Big value in nonprofits
Nonprofits are the Rodney Dangerfields of the economy. They’re celebrated for providing important services or promoting worthwhile causes, but get no respect for their sizable economic contribution to the community.
It’s easy to discount their impact. While most people would agree that nonprofits provide value via their social impact on the community — feeding the hungry or fighting for clean air, for example — few would regard them collectively as a significant economic driver.
But they are. The Community Impact Council, which represents 60 Mesa County nonprofits, conducted an economic impact study based on surveys completed by 31 small to medium-sized 501(c)(3) members.
The study found those 31 nonprofits provide a gross economic contribution of $133.8 million to Mesa County’s gross regional product of $5.4 billion.
This contribution creates 2,161 full- and part-time jobs with a total labor income of $77 million. CIC members bring $67 million from outside the county. Once adjusted for leakages, supply chain effects and multiplier effects, the total economic impact — or the direction infusion of outside dollars into the local economy — is $33.4 million.
“We’re not just standing there with our hands out all the time — we’re actually contributing to the economy,” Doug Sorter told the Sentinels editorial board Monday. Sorter, who holds a leadership position with CIC, is the vice president of business operations and development at Strive.
The study didn’t include Colorado Mesa University or St. Mary Hospital, although it did include their foundations. CIC leaders feared that doing so would have strained the credulity of the numbers. There are far more nonprofits in the county — 223 — than CIC’s membership reflects, however. Several nonprofits, including the United Way of Mesa County, didn’t have the staff capacity to respond to the survey.

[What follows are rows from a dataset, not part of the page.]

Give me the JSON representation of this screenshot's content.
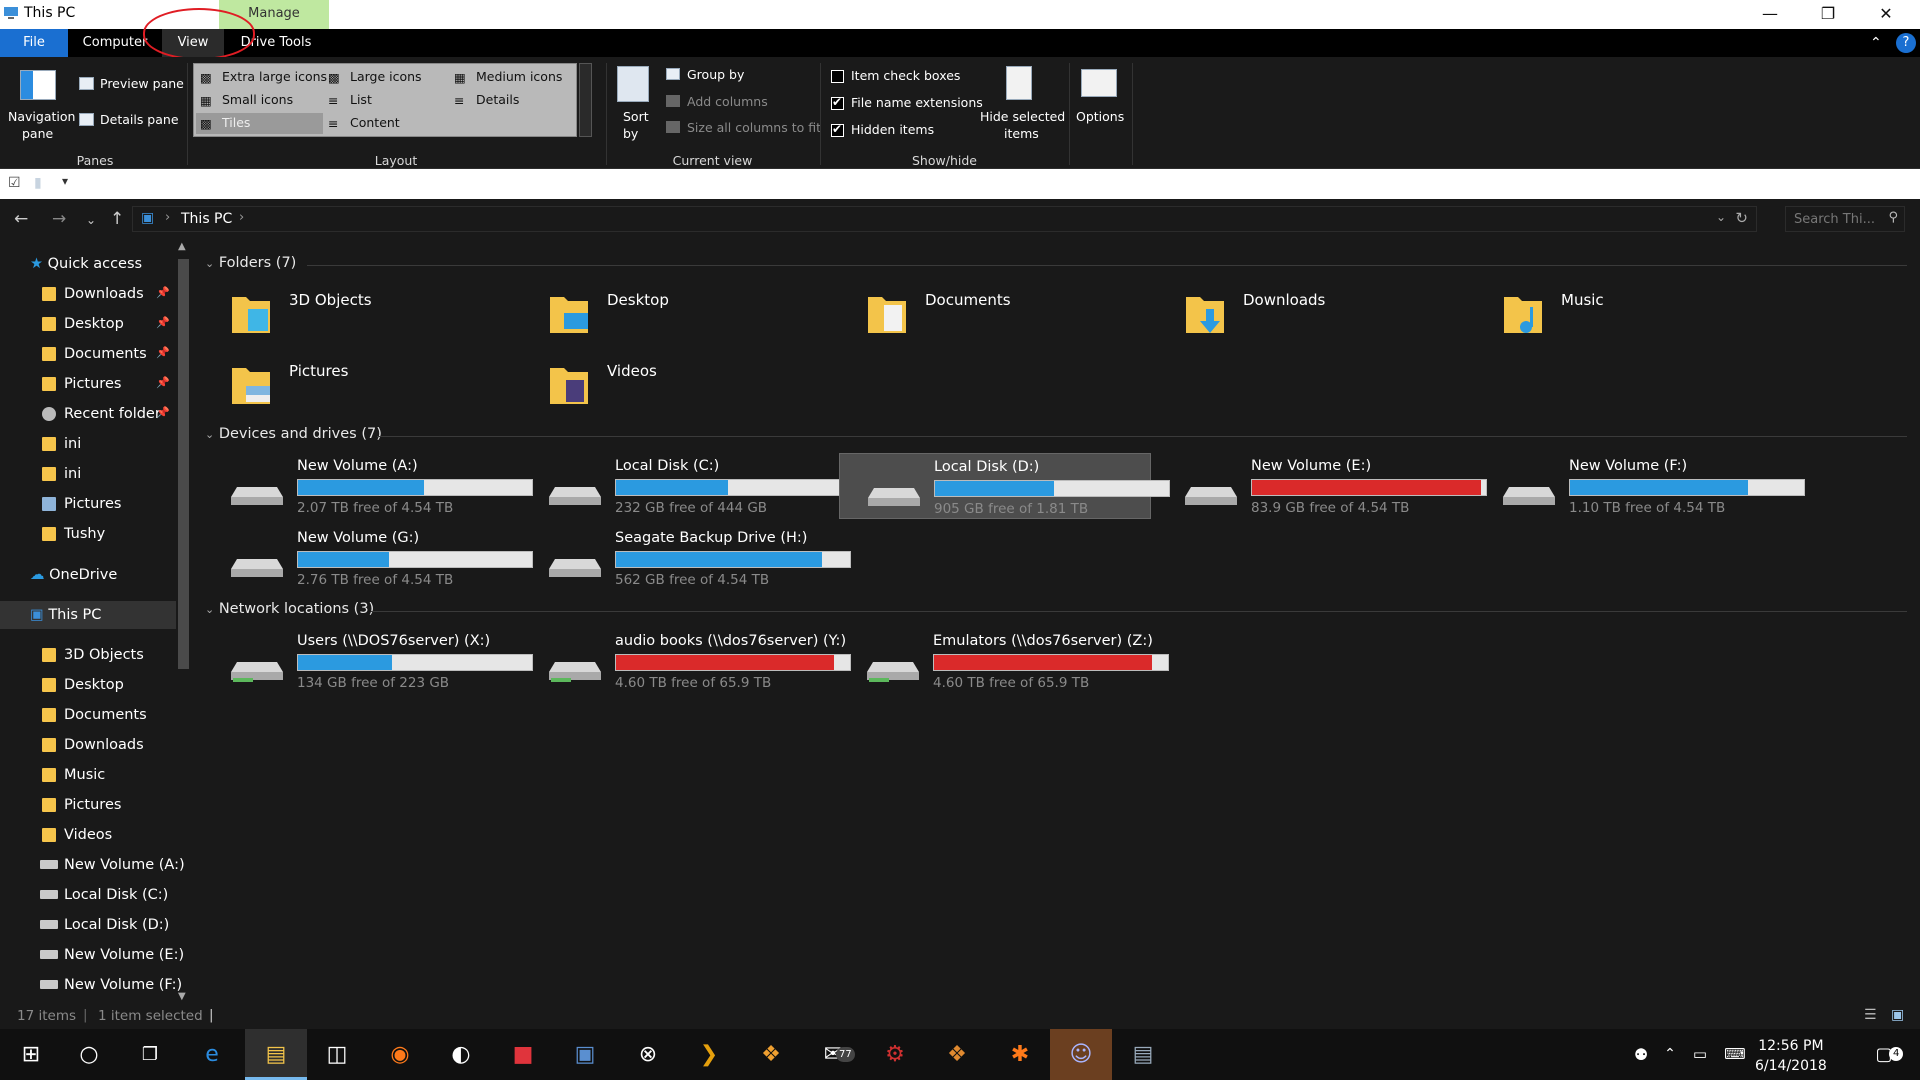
{
  "window": {
    "title": "This PC",
    "manage_label": "Manage"
  },
  "tabs": {
    "file": "File",
    "computer": "Computer",
    "view": "View",
    "drive_tools": "Drive Tools"
  },
  "ribbon": {
    "panes": {
      "navigation": "Navigation",
      "navigation2": "pane",
      "preview": "Preview pane",
      "details": "Details pane",
      "group": "Panes"
    },
    "layout": {
      "extra_large": "Extra large icons",
      "large": "Large icons",
      "medium": "Medium icons",
      "small": "Small icons",
      "list": "List",
      "details": "Details",
      "tiles": "Tiles",
      "content": "Content",
      "group": "Layout"
    },
    "current_view": {
      "sort": "Sort",
      "sort2": "by",
      "group_by": "Group by",
      "add_columns": "Add columns",
      "size_all": "Size all columns to fit",
      "group": "Current view"
    },
    "show_hide": {
      "item_check": "Item check boxes",
      "extensions": "File name extensions",
      "hidden": "Hidden items",
      "hide_selected": "Hide selected",
      "hide_selected2": "items",
      "group": "Show/hide"
    },
    "options": "Options"
  },
  "address": {
    "crumb": "This PC",
    "search_placeholder": "Search Thi..."
  },
  "sidebar": {
    "items": [
      {
        "label": "Quick access"
      },
      {
        "label": "Downloads"
      },
      {
        "label": "Desktop"
      },
      {
        "label": "Documents"
      },
      {
        "label": "Pictures"
      },
      {
        "label": "Recent folder"
      },
      {
        "label": "ini"
      },
      {
        "label": "ini"
      },
      {
        "label": "Pictures"
      },
      {
        "label": "Tushy"
      },
      {
        "label": "OneDrive"
      },
      {
        "label": "This PC"
      },
      {
        "label": "3D Objects"
      },
      {
        "label": "Desktop"
      },
      {
        "label": "Documents"
      },
      {
        "label": "Downloads"
      },
      {
        "label": "Music"
      },
      {
        "label": "Pictures"
      },
      {
        "label": "Videos"
      },
      {
        "label": "New Volume (A:)"
      },
      {
        "label": "Local Disk (C:)"
      },
      {
        "label": "Local Disk (D:)"
      },
      {
        "label": "New Volume (E:)"
      },
      {
        "label": "New Volume (F:)"
      }
    ]
  },
  "groups": {
    "folders": "Folders (7)",
    "drives": "Devices and drives (7)",
    "network": "Network locations (3)"
  },
  "folders": [
    "3D Objects",
    "Desktop",
    "Documents",
    "Downloads",
    "Music",
    "Pictures",
    "Videos"
  ],
  "drives": [
    {
      "name": "New Volume (A:)",
      "free": "2.07 TB free of 4.54 TB",
      "used": 0.54,
      "color": "#2b9ae0"
    },
    {
      "name": "Local Disk (C:)",
      "free": "232 GB free of 444 GB",
      "used": 0.48,
      "color": "#2b9ae0"
    },
    {
      "name": "Local Disk (D:)",
      "free": "905 GB free of 1.81 TB",
      "used": 0.51,
      "color": "#2b9ae0"
    },
    {
      "name": "New Volume (E:)",
      "free": "83.9 GB free of 4.54 TB",
      "used": 0.98,
      "color": "#da2a2a"
    },
    {
      "name": "New Volume (F:)",
      "free": "1.10 TB free of 4.54 TB",
      "used": 0.76,
      "color": "#2b9ae0"
    },
    {
      "name": "New Volume (G:)",
      "free": "2.76 TB free of 4.54 TB",
      "used": 0.39,
      "color": "#2b9ae0"
    },
    {
      "name": "Seagate Backup  Drive (H:)",
      "free": "562 GB free of 4.54 TB",
      "used": 0.88,
      "color": "#2b9ae0"
    }
  ],
  "network": [
    {
      "name": "Users (\\\\DOS76server) (X:)",
      "free": "134 GB free of 223 GB",
      "used": 0.4,
      "color": "#2b9ae0"
    },
    {
      "name": "audio books (\\\\dos76server) (Y:)",
      "free": "4.60 TB free of 65.9 TB",
      "used": 0.93,
      "color": "#da2a2a"
    },
    {
      "name": "Emulators (\\\\dos76server) (Z:)",
      "free": "4.60 TB free of 65.9 TB",
      "used": 0.93,
      "color": "#da2a2a"
    }
  ],
  "status": {
    "items": "17 items",
    "selected": "1 item selected"
  },
  "clock": {
    "time": "12:56 PM",
    "date": "6/14/2018"
  },
  "taskbar": {
    "mail_badge": "77",
    "notif_count": "4"
  }
}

The picture, however incomplete, tells a story: Nonprofits are an overlooked sector contributing to the vitality of the local economy. The CIC, which is a melding of the former Human Services Council and the Community Impact Network, undertook the study after an anecdotal collection of data suggested nonprofits played a much bigger role in economic activity than anyone imagined. Dr. Nathan Perry, an economist at CMU, performed the study and validated the CIC’s original conclusion.
Unfortunately, the study can’t pinpoint whether the economic churn from nonprofits is greater in Mesa County compared to similar-sized communities. It would be interesting to learn whether a tax-averse community is more reliant on nonprofits for services that cash-strapped local governments can’t provide.
We should be thankful, first and foremost, for the presence of nonprofits because they fill gaps that for-profit businesses and government can’t or won’t. But we should remember that the fattest line on most nonprofits’ budgets is payroll and benefits, which ripple across the local economy.
Nonprofits give back in more ways than we’ve understood.